Dragoon pointed me out to this post he had previously written. He will be away for the next month, but I am likely to increase my writing during this time. If anyone would wish to write in this blog, please don't hesitate to email.
We found out about a consumer-level use of digital recorders via Boing Boing, titled 'UK pub toilet rape captured on phonecams by onlookers'. Video phones are definately be a big proponent of cheap gargoyle items, as we can expect this technology to become standard items quite soon. Some people at The Register think that phones are going to become "the new computer".
Dragoon [Boing Boing and Hit and Run] at 06-17-2003 06:14 PM ET
"LA County's impounding camera phones already. No official notices up yet, but the courthouse guards noticed my attachment when it went through the metal detector.
One thing that struck me about this:
More and more phones are coming with cameras not as an attachment, but as a built-in component, just like the memo-recording capability of many phones. And videophones capable of low-quality streaming video are on the verge of moving from satellites to local networks and becoming accessible to consumers, not just embedded reporters.
Which means you're going to have a lot more people who are going to be forced to relinquish their phones in various places, even as more people become accustomed to always having the same communication power as a TV station and newspaper, although a insignificant percent of the audience, in a mobile fashion."
Image from AsiaHype
One of the issues preventing the uptake of wearables and the creation of a gargoyle subculture is power: what good is a device that requires multiple expensive batteries just for a single day's use? Fuel cells promise an eventual solution, but reducing the cost and size will take years.
News of one potentional solution comes from yuichi's Kokoro blog in the shape of Smart Textile, a technology from Infineon Technologies that produces electricity from the temperature gradient between one's body temperature and air temperature.
The japanese article from ZDNet Japan describing Smart Textiles includes the picture to the right, which shows what is not going to be the future of wearable computing.

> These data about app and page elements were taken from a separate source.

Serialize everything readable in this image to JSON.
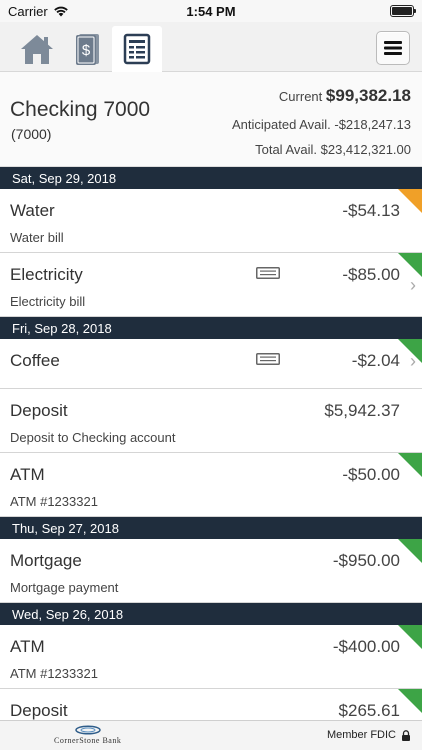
{
  "status_bar": {
    "carrier": "Carrier",
    "time": "1:54 PM"
  },
  "nav": {
    "tabs": [
      {
        "icon": "home-icon"
      },
      {
        "icon": "money-icon"
      },
      {
        "icon": "statement-icon",
        "active": true
      }
    ],
    "menu_icon": "hamburger-icon"
  },
  "account": {
    "name": "Checking 7000",
    "number": "(7000)",
    "current_label": "Current",
    "current_amount": "$99,382.18",
    "anticipated": "Anticipated Avail. -$218,247.13",
    "total": "Total Avail. $23,412,321.00"
  },
  "groups": [
    {
      "date": "Sat, Sep 29, 2018",
      "transactions": [
        {
          "name": "Water",
          "desc": "Water bill",
          "amount": "-$54.13",
          "status": "pending",
          "memo": false,
          "chevron": false
        },
        {
          "name": "Electricity",
          "desc": "Electricity bill",
          "amount": "-$85.00",
          "status": "cleared",
          "memo": true,
          "chevron": true
        }
      ]
    },
    {
      "date": "Fri, Sep 28, 2018",
      "transactions": [
        {
          "name": "Coffee",
          "desc": "",
          "amount": "-$2.04",
          "status": "cleared",
          "memo": true,
          "chevron": true
        },
        {
          "name": "Deposit",
          "desc": "Deposit to Checking account",
          "amount": "$5,942.37",
          "status": "none",
          "memo": false,
          "chevron": false
        },
        {
          "name": "ATM",
          "desc": "ATM #1233321",
          "amount": "-$50.00",
          "status": "cleared",
          "memo": false,
          "chevron": false
        }
      ]
    },
    {
      "date": "Thu, Sep 27, 2018",
      "transactions": [
        {
          "name": "Mortgage",
          "desc": "Mortgage payment",
          "amount": "-$950.00",
          "status": "cleared",
          "memo": false,
          "chevron": false
        }
      ]
    },
    {
      "date": "Wed, Sep 26, 2018",
      "transactions": [
        {
          "name": "ATM",
          "desc": "ATM #1233321",
          "amount": "-$400.00",
          "status": "cleared",
          "memo": false,
          "chevron": false
        },
        {
          "name": "Deposit",
          "desc": "",
          "amount": "$265.61",
          "status": "cleared",
          "memo": false,
          "chevron": false
        }
      ]
    }
  ],
  "footer": {
    "bank_name": "CornerStone Bank",
    "fdic": "Member FDIC",
    "lock_icon": "lock-icon"
  },
  "colors": {
    "header_bg": "#1f2d3d",
    "cleared": "#3da446",
    "pending": "#f0a028",
    "active_tab_icon": "#2c3e55"
  }
}
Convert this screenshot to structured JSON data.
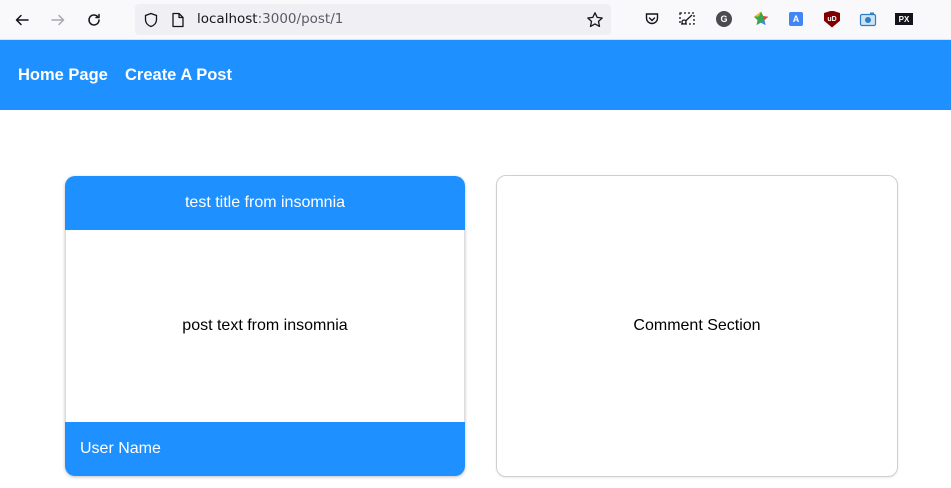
{
  "browser": {
    "url_host": "localhost",
    "url_rest": ":3000/post/1"
  },
  "nav": {
    "home_label": "Home Page",
    "create_label": "Create A Post"
  },
  "post": {
    "title": "test title from insomnia",
    "text": "post text from insomnia",
    "username": "User Name"
  },
  "comments": {
    "label": "Comment Section"
  },
  "colors": {
    "accent": "#1e90ff"
  },
  "extensions": {
    "g_label": "G",
    "ub_label": "uD",
    "px_label": "PX",
    "translate_label": "A"
  }
}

Efficient input devices for wearables are another issue. Another entry from Japan is this new one-handed keyboard and mouse based on cell phone design. Japanese youth are fairly adept with cellphone text entry, so this might actually meet a demand. Hopefully some sort of autocomplete will be provided. (Snarfed from Slashdot)